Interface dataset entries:
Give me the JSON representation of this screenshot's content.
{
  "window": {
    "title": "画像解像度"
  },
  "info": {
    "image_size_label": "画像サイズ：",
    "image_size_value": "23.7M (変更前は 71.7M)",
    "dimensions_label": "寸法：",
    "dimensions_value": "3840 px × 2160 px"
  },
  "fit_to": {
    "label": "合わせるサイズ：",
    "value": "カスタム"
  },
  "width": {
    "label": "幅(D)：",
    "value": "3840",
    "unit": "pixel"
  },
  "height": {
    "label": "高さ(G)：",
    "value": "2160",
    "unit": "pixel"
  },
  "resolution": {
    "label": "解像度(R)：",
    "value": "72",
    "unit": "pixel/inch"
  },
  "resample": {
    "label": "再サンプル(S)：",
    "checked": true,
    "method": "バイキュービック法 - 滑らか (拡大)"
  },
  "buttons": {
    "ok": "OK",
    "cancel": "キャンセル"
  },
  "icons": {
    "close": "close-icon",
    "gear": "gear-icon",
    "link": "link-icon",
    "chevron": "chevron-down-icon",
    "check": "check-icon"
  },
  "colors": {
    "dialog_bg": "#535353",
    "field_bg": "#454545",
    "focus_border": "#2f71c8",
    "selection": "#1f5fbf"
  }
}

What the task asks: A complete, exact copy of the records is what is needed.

Solution:
Give me the JSON representation of this screenshot's content.
{
  "window": {
    "title": "画像解像度"
  },
  "info": {
    "image_size_label": "画像サイズ：",
    "image_size_value": "23.7M (変更前は 71.7M)",
    "dimensions_label": "寸法：",
    "dimensions_value": "3840 px × 2160 px"
  },
  "fit_to": {
    "label": "合わせるサイズ：",
    "value": "カスタム"
  },
  "width": {
    "label": "幅(D)：",
    "value": "3840",
    "unit": "pixel"
  },
  "height": {
    "label": "高さ(G)：",
    "value": "2160",
    "unit": "pixel"
  },
  "resolution": {
    "label": "解像度(R)：",
    "value": "72",
    "unit": "pixel/inch"
  },
  "resample": {
    "label": "再サンプル(S)：",
    "checked": true,
    "method": "バイキュービック法 - 滑らか (拡大)"
  },
  "buttons": {
    "ok": "OK",
    "cancel": "キャンセル"
  },
  "icons": {
    "close": "close-icon",
    "gear": "gear-icon",
    "link": "link-icon",
    "chevron": "chevron-down-icon",
    "check": "check-icon"
  },
  "colors": {
    "dialog_bg": "#535353",
    "field_bg": "#454545",
    "focus_border": "#2f71c8",
    "selection": "#1f5fbf"
  }
}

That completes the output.